CFPB Director Kathy Kraninger
On an argument that the Consumer Financial Protection Bureau should offer more transparent guidance on penalties firms face in response to enforcement actions:

"First problem with telegraphing fines is financial institutions will risk assess that in their decision making process. Wells Fargo for example might find it worth the risk, and do it anyway based on the penalty if caught. Remaining unpredictable makes it never worth the risk, because the freedom to increase enormously is always on the table. Down side is a rogue regime can weaponize this agency, and those with socialist intentions can change the market or kill a market based on emotions."

Related: CFPB has too much flexibility in assessing fines
Federal Reserve
On The Clearing House, which has created its own real-time payments network, arguing why the Fed should not build its own:

"Every single one of the arguments by the head of the Clearing House made in this article is bogus. There isn’t enough room in the comment box to address each bogus argument, but I’ll note 2: 1) To call The Clearing House RTP system the world’s most advanced electronic payment system is a joke. It is just a sped up version of the existing ACH system, using software purchased from the British RTP system. The Indian and Chinese systems are more modern. 2) A FRB built system could be more secure."

Related: Fed entry into real-time payments would do more harm than good
Fed Gov. Jerome Powell
On a look at community banker concerns about pricing for real-time payments depending on whether the system is run by TCH alone or with the Fed:

"There are additional operational and competitive concerns associated with having only one provider for any payments ecosystem. On the operational front, some large merchants employ "diversified redundancy" when processing payments. Essentially this means they use two completely unrelated but redundant systems to process. Every important payment ecosystem should follow this model as recent European outages attest to. Competition is not served when should be competitors join together."

Related: Community bankers alarmed after big banks backtrack on faster-payments pricing
NCUA Chairman Mark McWatters
On the latest in a legal fight over an expanded National Credit Union Administration field-of-membership rule:

"I thought credit union membership was predicated on whether the prospective member is able to fog up a mirror."

Related: Is credit union regulator's field-of-membership appeal already in trouble?
On an argument that banks need to step up their services to low-income consumers rather than focusing on financial education:

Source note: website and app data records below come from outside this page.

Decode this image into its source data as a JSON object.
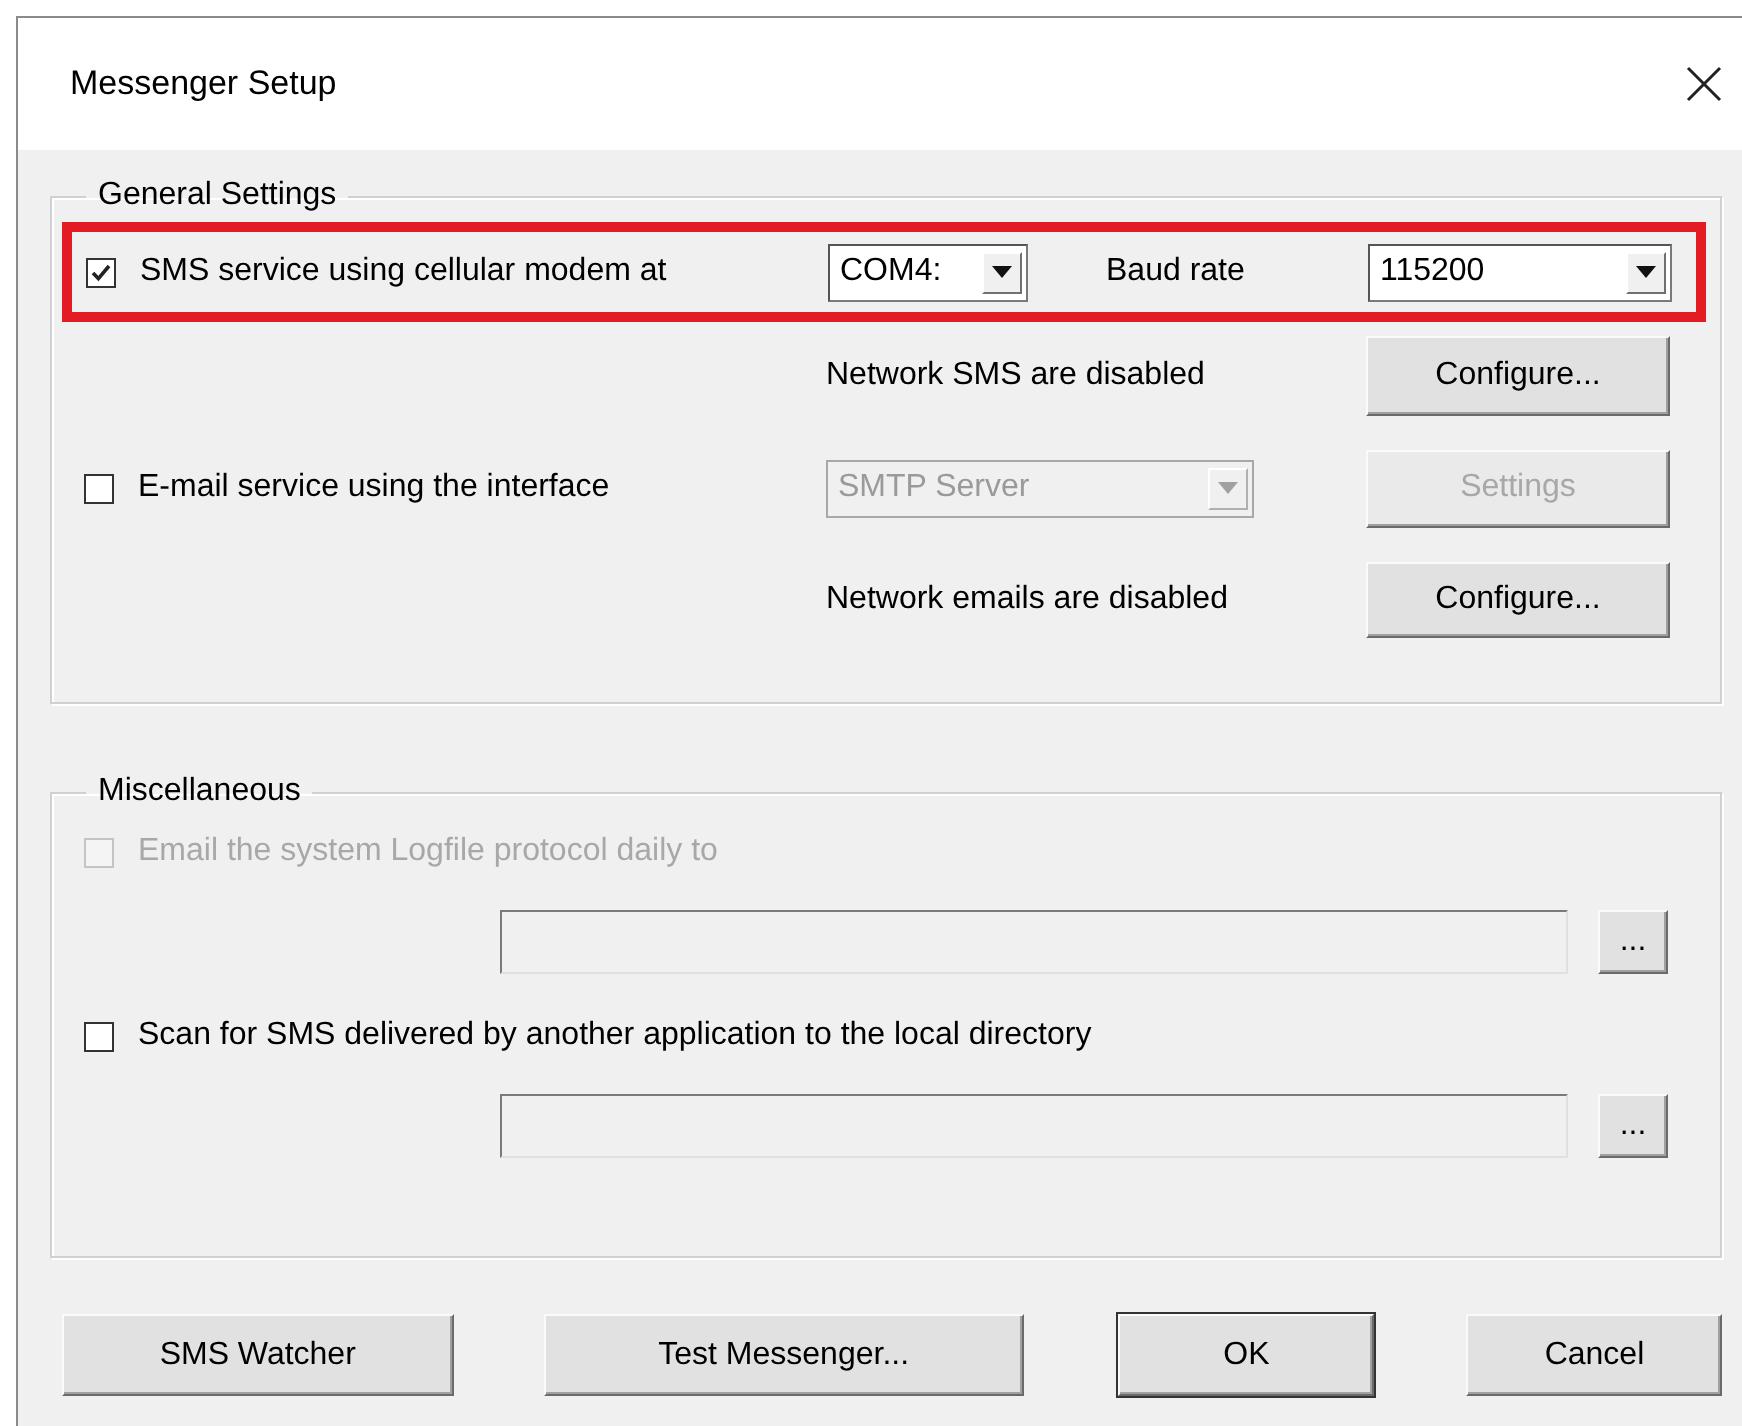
{
  "window": {
    "title": "Messenger Setup"
  },
  "general_settings": {
    "title": "General Settings",
    "sms": {
      "label": "SMS service using cellular modem at",
      "checked": true,
      "highlighted": true,
      "port": {
        "value": "COM4:"
      },
      "baud_label": "Baud rate",
      "baud": {
        "value": "115200"
      }
    },
    "network_sms": {
      "status": "Network SMS are disabled",
      "button": "Configure..."
    },
    "email": {
      "label": "E-mail service using the interface",
      "checked": false,
      "server": {
        "value": "SMTP Server",
        "disabled": true
      },
      "settings_button": {
        "label": "Settings",
        "disabled": true
      }
    },
    "network_email": {
      "status": "Network emails are disabled",
      "button": "Configure..."
    }
  },
  "miscellaneous": {
    "title": "Miscellaneous",
    "items": [
      {
        "label": "Email the system Logfile protocol daily to",
        "checked": false,
        "disabled": true,
        "browse": "..."
      },
      {
        "label": "Scan for SMS delivered by another application to the local directory",
        "checked": false,
        "disabled": false,
        "browse": "..."
      }
    ]
  },
  "buttons": [
    {
      "label": "SMS Watcher",
      "default": false
    },
    {
      "label": "Test Messenger...",
      "default": false
    },
    {
      "label": "OK",
      "default": true
    },
    {
      "label": "Cancel",
      "default": false
    }
  ]
}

"Climate change deniers, anti-vaxxers, and now shade thrown at FinEd? Conclusive evidence financial literacy doesn't work?!? Hardly. Several studies have documented a strong relationship between financial literacy and determinants of success. When only one in four US teens understand the concept of compound interest (OECD PISA study), it's clear we need to promote financial knowledge --not just better products. Teaching history may not stop wars, but let's not call for an end to the subject."

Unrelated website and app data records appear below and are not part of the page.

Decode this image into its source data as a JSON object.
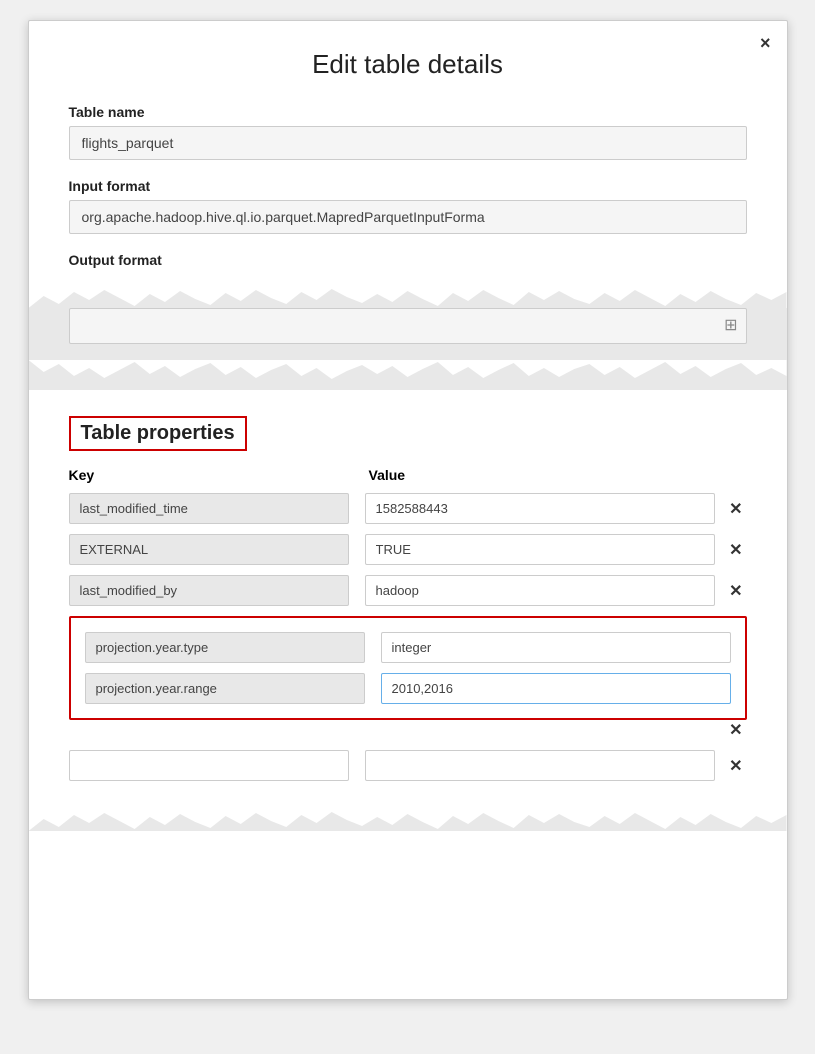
{
  "modal": {
    "title": "Edit table details",
    "close_button": "×"
  },
  "form": {
    "table_name_label": "Table name",
    "table_name_value": "flights_parquet",
    "input_format_label": "Input format",
    "input_format_value": "org.apache.hadoop.hive.ql.io.parquet.MapredParquetInputForma",
    "output_format_label": "Output format"
  },
  "table_properties": {
    "section_title": "Table properties",
    "key_column_label": "Key",
    "value_column_label": "Value",
    "rows": [
      {
        "key": "last_modified_time",
        "value": "1582588443",
        "highlighted": false
      },
      {
        "key": "EXTERNAL",
        "value": "TRUE",
        "highlighted": false
      },
      {
        "key": "last_modified_by",
        "value": "hadoop",
        "highlighted": false
      }
    ],
    "projection_rows": [
      {
        "key": "projection.year.type",
        "value": "integer",
        "highlighted": false
      },
      {
        "key": "projection.year.range",
        "value": "2010,2016",
        "highlighted": true
      }
    ],
    "empty_row": {
      "key": "",
      "value": ""
    }
  },
  "icons": {
    "close": "×",
    "delete": "✕",
    "resize": "⠿"
  }
}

Related: The problem with Financial Literacy Month
On an argument that open banking presents an opportunity for banks to help corporations deal with the tidal wave of consumer data coming available:

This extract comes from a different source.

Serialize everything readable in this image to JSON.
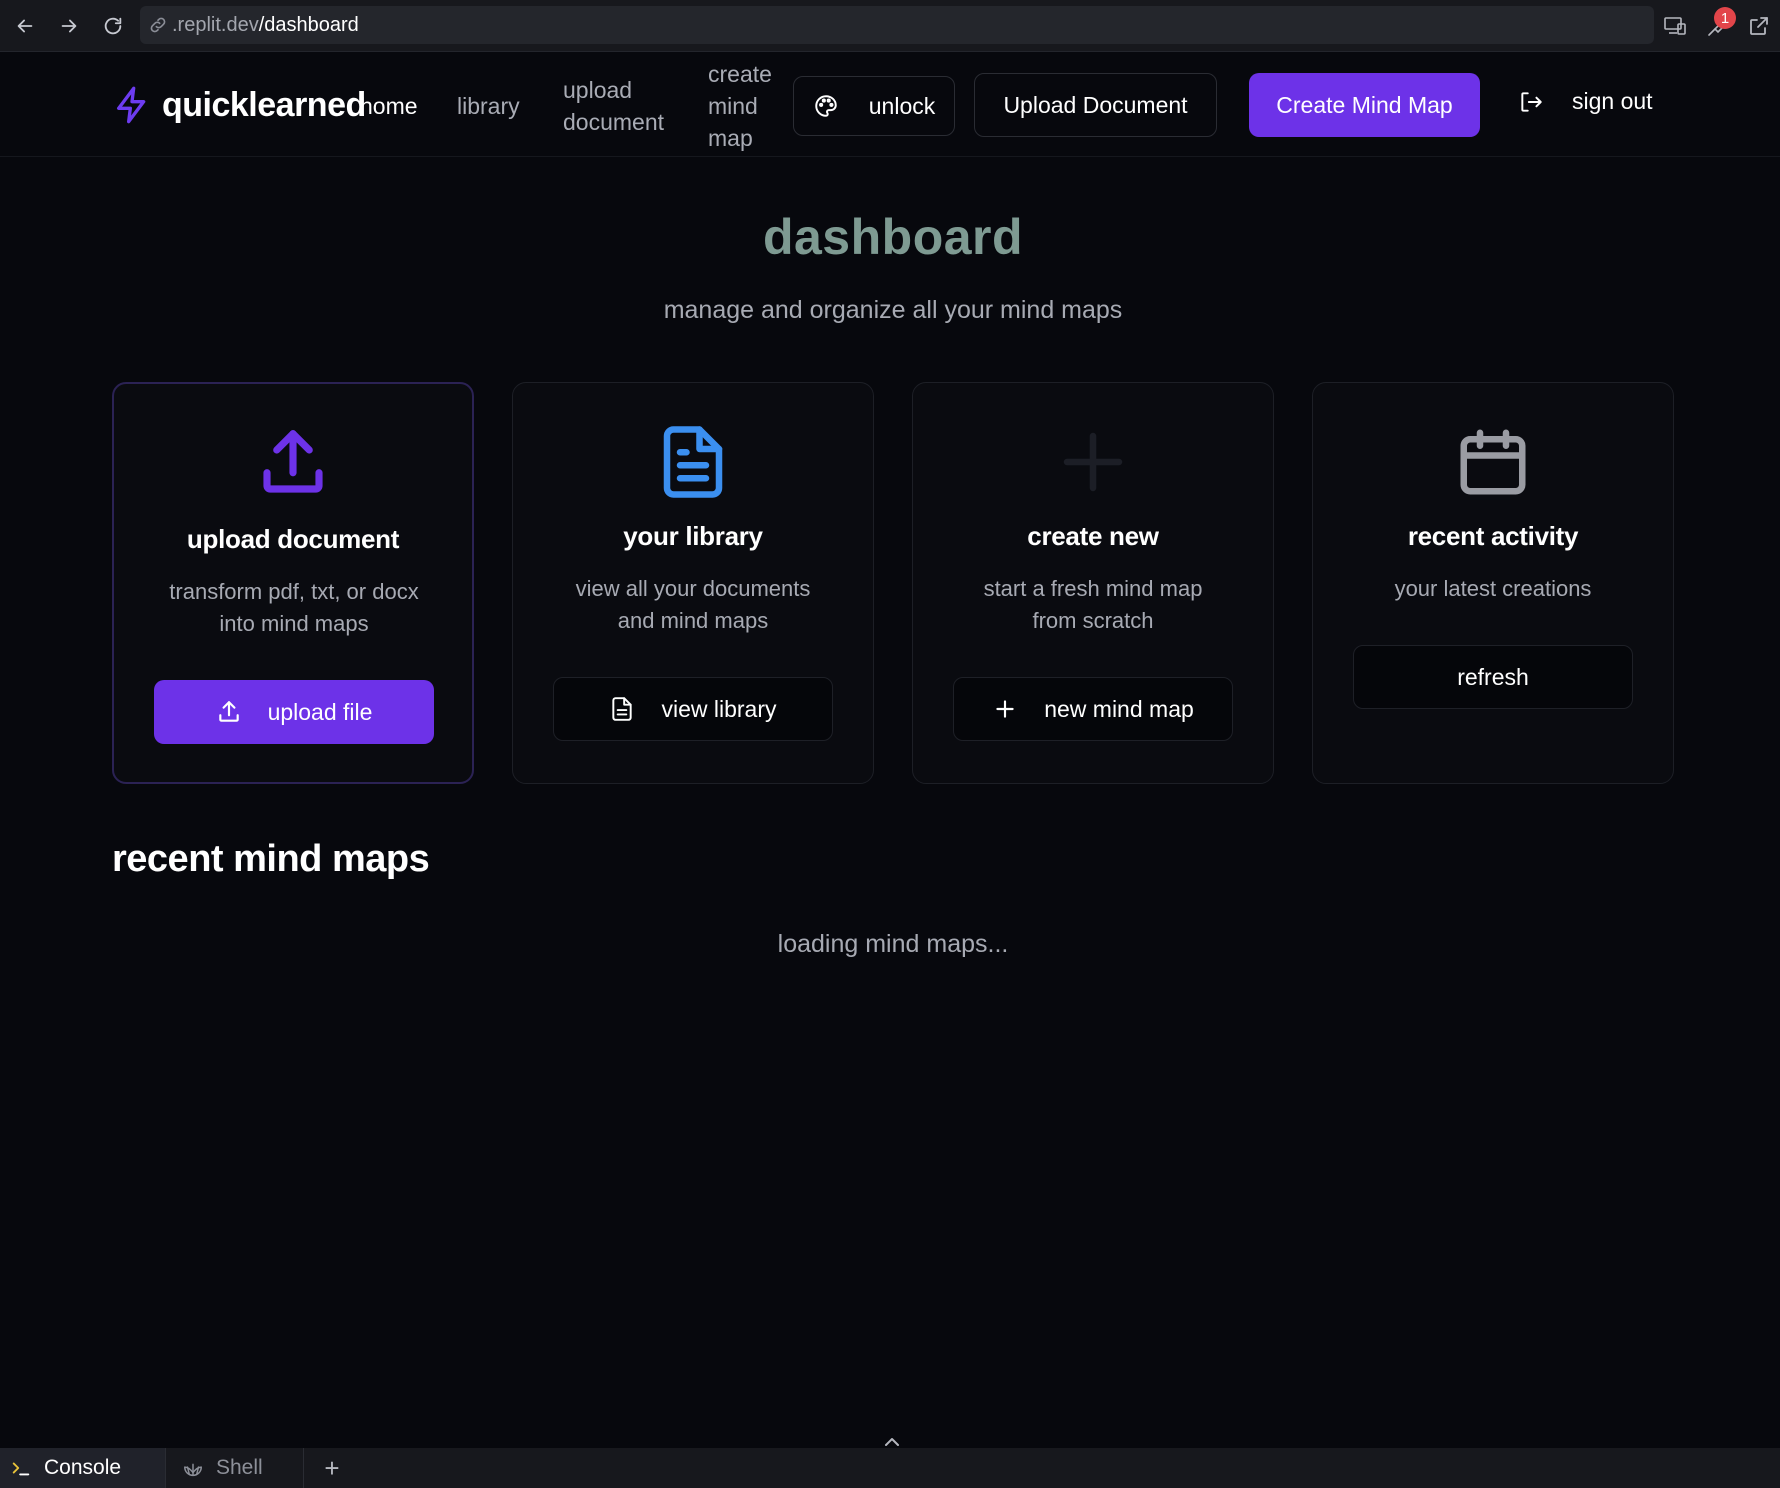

"Yup, an opportunity for more data compromises and more annoying emails and ads directed at consumers."

Related: Open banking is an opportunity
On an argument that new White House oversight of Federal Reserve and other agency guidance could actually slow down deregulatory efforts:

"Would I rather a process in place that stops the issuance of burdensome guidance but may hinder the speed of regulatory reform, or would I like to have no process in place to stop the issuance of burdensome guidance so regulatory reform can be issued much quicker? Easy choice."

Related: Will White House memo be a roadblock for reg relief?